Input data -
────

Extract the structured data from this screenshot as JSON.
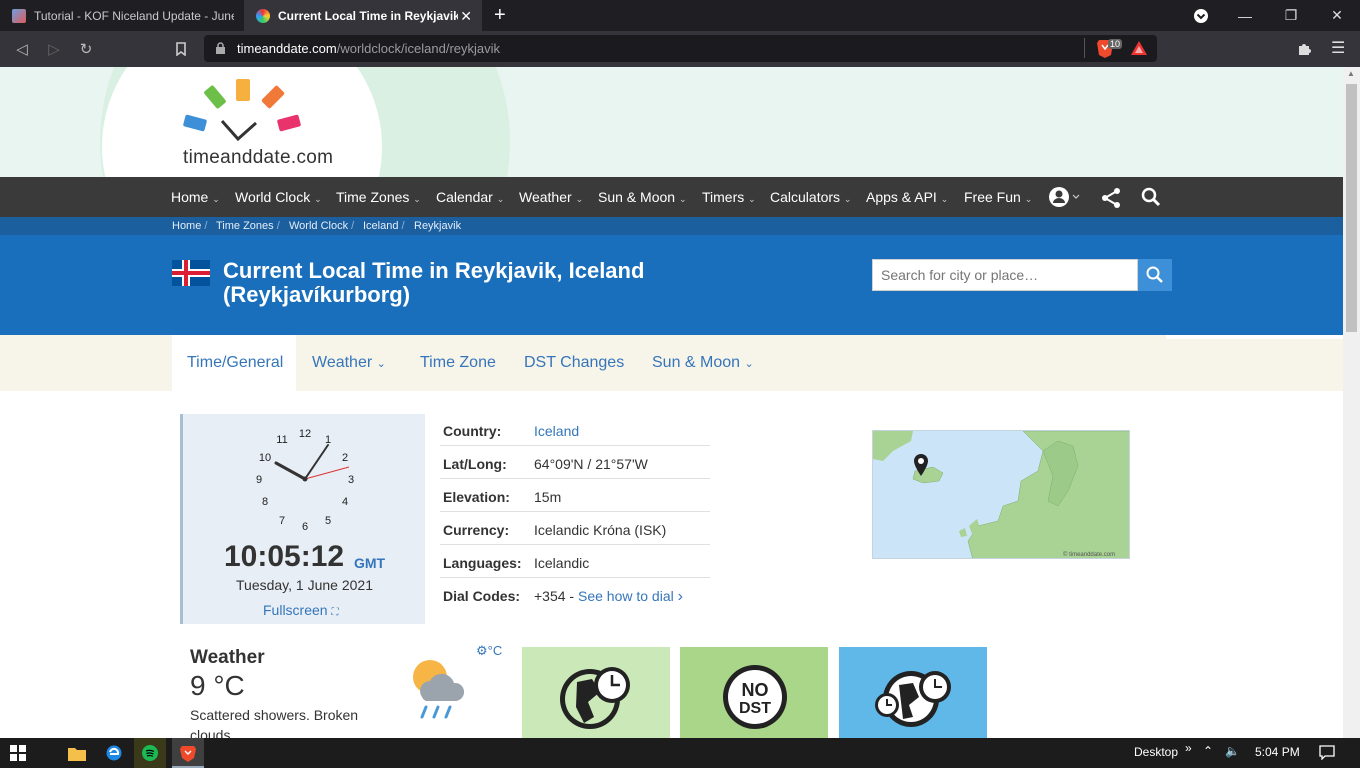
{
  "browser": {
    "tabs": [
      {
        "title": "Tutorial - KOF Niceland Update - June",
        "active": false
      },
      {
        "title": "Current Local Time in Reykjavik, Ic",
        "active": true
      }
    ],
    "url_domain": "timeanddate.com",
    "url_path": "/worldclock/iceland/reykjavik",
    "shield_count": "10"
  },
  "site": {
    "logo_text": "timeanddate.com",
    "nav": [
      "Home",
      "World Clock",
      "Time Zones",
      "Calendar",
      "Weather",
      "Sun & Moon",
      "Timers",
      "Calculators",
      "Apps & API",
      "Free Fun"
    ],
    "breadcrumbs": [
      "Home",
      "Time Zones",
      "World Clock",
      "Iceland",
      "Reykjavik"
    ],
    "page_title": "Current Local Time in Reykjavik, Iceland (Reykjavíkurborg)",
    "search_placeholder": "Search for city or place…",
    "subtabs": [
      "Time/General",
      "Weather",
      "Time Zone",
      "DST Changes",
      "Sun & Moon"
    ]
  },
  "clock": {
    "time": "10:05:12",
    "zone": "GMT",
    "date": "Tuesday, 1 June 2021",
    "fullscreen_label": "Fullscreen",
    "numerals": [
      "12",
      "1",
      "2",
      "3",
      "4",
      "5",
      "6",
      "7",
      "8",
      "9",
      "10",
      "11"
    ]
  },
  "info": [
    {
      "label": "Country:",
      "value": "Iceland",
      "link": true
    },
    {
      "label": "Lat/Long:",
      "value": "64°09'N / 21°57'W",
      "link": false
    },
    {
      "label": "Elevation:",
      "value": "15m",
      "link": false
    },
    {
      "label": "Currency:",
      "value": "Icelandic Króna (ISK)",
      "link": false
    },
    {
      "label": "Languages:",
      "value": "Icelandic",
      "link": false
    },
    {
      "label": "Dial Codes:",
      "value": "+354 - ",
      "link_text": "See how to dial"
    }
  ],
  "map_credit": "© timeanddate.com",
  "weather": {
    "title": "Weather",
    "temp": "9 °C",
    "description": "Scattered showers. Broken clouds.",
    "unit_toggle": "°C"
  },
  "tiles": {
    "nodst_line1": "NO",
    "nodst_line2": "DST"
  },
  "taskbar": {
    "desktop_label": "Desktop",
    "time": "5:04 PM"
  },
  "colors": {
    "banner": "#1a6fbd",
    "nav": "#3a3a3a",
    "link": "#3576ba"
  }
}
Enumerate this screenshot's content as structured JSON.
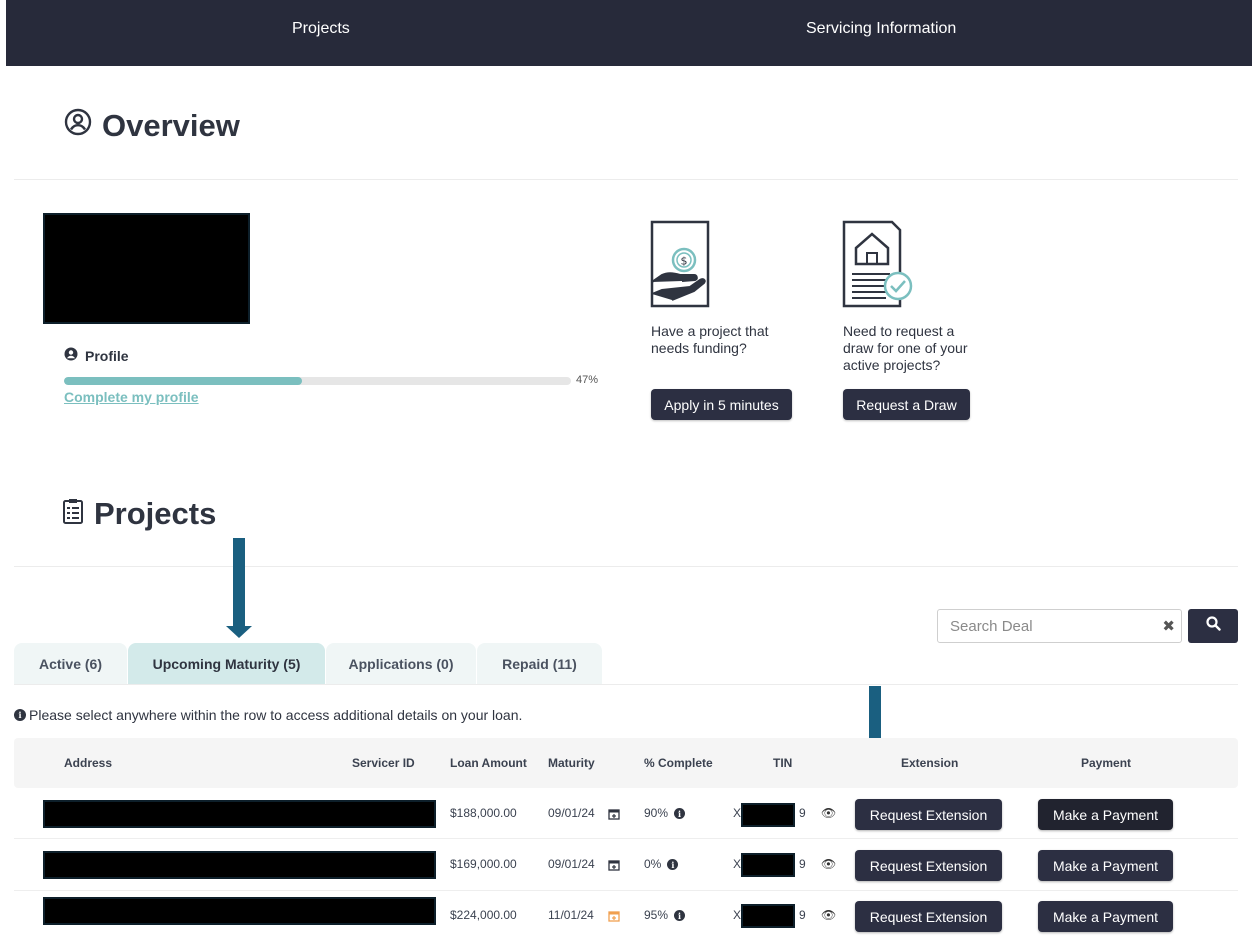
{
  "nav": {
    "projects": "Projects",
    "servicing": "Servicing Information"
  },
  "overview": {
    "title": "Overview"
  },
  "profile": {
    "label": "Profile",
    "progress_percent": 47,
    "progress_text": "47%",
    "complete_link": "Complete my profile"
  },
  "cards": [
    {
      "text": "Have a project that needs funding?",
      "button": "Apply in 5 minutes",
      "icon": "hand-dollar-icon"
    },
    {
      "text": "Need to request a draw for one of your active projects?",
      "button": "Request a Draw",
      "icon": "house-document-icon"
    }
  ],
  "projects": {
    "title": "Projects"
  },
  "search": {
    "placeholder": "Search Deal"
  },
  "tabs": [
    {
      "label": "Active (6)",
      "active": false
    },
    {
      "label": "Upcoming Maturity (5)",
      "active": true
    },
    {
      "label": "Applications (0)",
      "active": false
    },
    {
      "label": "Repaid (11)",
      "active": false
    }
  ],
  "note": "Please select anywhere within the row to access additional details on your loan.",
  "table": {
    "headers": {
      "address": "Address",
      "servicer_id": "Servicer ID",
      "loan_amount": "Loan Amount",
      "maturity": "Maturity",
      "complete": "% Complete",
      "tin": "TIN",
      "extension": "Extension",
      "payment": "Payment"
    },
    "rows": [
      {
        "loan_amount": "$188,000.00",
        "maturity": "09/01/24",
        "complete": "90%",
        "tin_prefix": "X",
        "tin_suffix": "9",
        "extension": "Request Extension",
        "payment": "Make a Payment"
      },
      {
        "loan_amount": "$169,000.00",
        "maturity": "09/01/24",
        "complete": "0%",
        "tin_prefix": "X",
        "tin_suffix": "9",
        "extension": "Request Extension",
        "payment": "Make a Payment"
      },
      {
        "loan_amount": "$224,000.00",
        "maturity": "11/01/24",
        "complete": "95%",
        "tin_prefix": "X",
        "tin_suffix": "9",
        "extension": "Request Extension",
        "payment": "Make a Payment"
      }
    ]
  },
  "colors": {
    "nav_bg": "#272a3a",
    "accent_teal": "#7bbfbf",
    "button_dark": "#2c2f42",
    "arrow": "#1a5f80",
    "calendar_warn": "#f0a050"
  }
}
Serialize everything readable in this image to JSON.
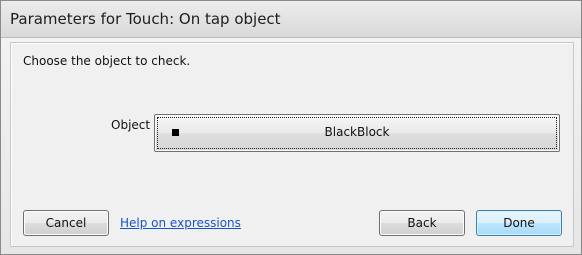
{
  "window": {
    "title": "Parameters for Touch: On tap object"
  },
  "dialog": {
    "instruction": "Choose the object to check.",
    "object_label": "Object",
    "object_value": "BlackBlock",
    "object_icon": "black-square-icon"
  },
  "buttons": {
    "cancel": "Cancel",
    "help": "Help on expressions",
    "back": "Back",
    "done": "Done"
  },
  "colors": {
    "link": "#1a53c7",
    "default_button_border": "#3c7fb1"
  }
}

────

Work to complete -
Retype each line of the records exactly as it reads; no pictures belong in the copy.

Exercise result -
Extract the structured data from this screenshot as JSON.
{
  "browser": {
    "tabs": [
      {
        "title": "Tutorial - KOF Niceland Update - June",
        "active": false
      },
      {
        "title": "Current Local Time in Reykjavik, Ic",
        "active": true
      }
    ],
    "url_domain": "timeanddate.com",
    "url_path": "/worldclock/iceland/reykjavik",
    "shield_count": "10"
  },
  "site": {
    "logo_text": "timeanddate.com",
    "nav": [
      "Home",
      "World Clock",
      "Time Zones",
      "Calendar",
      "Weather",
      "Sun & Moon",
      "Timers",
      "Calculators",
      "Apps & API",
      "Free Fun"
    ],
    "breadcrumbs": [
      "Home",
      "Time Zones",
      "World Clock",
      "Iceland",
      "Reykjavik"
    ],
    "page_title": "Current Local Time in Reykjavik, Iceland (Reykjavíkurborg)",
    "search_placeholder": "Search for city or place…",
    "subtabs": [
      "Time/General",
      "Weather",
      "Time Zone",
      "DST Changes",
      "Sun & Moon"
    ]
  },
  "clock": {
    "time": "10:05:12",
    "zone": "GMT",
    "date": "Tuesday, 1 June 2021",
    "fullscreen_label": "Fullscreen",
    "numerals": [
      "12",
      "1",
      "2",
      "3",
      "4",
      "5",
      "6",
      "7",
      "8",
      "9",
      "10",
      "11"
    ]
  },
  "info": [
    {
      "label": "Country:",
      "value": "Iceland",
      "link": true
    },
    {
      "label": "Lat/Long:",
      "value": "64°09'N / 21°57'W",
      "link": false
    },
    {
      "label": "Elevation:",
      "value": "15m",
      "link": false
    },
    {
      "label": "Currency:",
      "value": "Icelandic Króna (ISK)",
      "link": false
    },
    {
      "label": "Languages:",
      "value": "Icelandic",
      "link": false
    },
    {
      "label": "Dial Codes:",
      "value": "+354 - ",
      "link_text": "See how to dial"
    }
  ],
  "map_credit": "© timeanddate.com",
  "weather": {
    "title": "Weather",
    "temp": "9 °C",
    "description": "Scattered showers. Broken clouds.",
    "unit_toggle": "°C"
  },
  "tiles": {
    "nodst_line1": "NO",
    "nodst_line2": "DST"
  },
  "taskbar": {
    "desktop_label": "Desktop",
    "time": "5:04 PM"
  },
  "colors": {
    "banner": "#1a6fbd",
    "nav": "#3a3a3a",
    "link": "#3576ba"
  }
}
Enumerate this screenshot's content as structured JSON.
{
  "nav": {
    "projects": "Projects",
    "servicing": "Servicing Information"
  },
  "overview": {
    "title": "Overview"
  },
  "profile": {
    "label": "Profile",
    "progress_percent": 47,
    "progress_text": "47%",
    "complete_link": "Complete my profile"
  },
  "cards": [
    {
      "text": "Have a project that needs funding?",
      "button": "Apply in 5 minutes",
      "icon": "hand-dollar-icon"
    },
    {
      "text": "Need to request a draw for one of your active projects?",
      "button": "Request a Draw",
      "icon": "house-document-icon"
    }
  ],
  "projects": {
    "title": "Projects"
  },
  "search": {
    "placeholder": "Search Deal"
  },
  "tabs": [
    {
      "label": "Active (6)",
      "active": false
    },
    {
      "label": "Upcoming Maturity (5)",
      "active": true
    },
    {
      "label": "Applications (0)",
      "active": false
    },
    {
      "label": "Repaid (11)",
      "active": false
    }
  ],
  "note": "Please select anywhere within the row to access additional details on your loan.",
  "table": {
    "headers": {
      "address": "Address",
      "servicer_id": "Servicer ID",
      "loan_amount": "Loan Amount",
      "maturity": "Maturity",
      "complete": "% Complete",
      "tin": "TIN",
      "extension": "Extension",
      "payment": "Payment"
    },
    "rows": [
      {
        "loan_amount": "$188,000.00",
        "maturity": "09/01/24",
        "complete": "90%",
        "tin_prefix": "X",
        "tin_suffix": "9",
        "extension": "Request Extension",
        "payment": "Make a Payment"
      },
      {
        "loan_amount": "$169,000.00",
        "maturity": "09/01/24",
        "complete": "0%",
        "tin_prefix": "X",
        "tin_suffix": "9",
        "extension": "Request Extension",
        "payment": "Make a Payment"
      },
      {
        "loan_amount": "$224,000.00",
        "maturity": "11/01/24",
        "complete": "95%",
        "tin_prefix": "X",
        "tin_suffix": "9",
        "extension": "Request Extension",
        "payment": "Make a Payment"
      }
    ]
  },
  "colors": {
    "nav_bg": "#272a3a",
    "accent_teal": "#7bbfbf",
    "button_dark": "#2c2f42",
    "arrow": "#1a5f80",
    "calendar_warn": "#f0a050"
  }
}
Serialize everything readable in this image to JSON.
{
  "window": {
    "title": "Parameters for Touch: On tap object"
  },
  "dialog": {
    "instruction": "Choose the object to check.",
    "object_label": "Object",
    "object_value": "BlackBlock",
    "object_icon": "black-square-icon"
  },
  "buttons": {
    "cancel": "Cancel",
    "help": "Help on expressions",
    "back": "Back",
    "done": "Done"
  },
  "colors": {
    "link": "#1a53c7",
    "default_button_border": "#3c7fb1"
  }
}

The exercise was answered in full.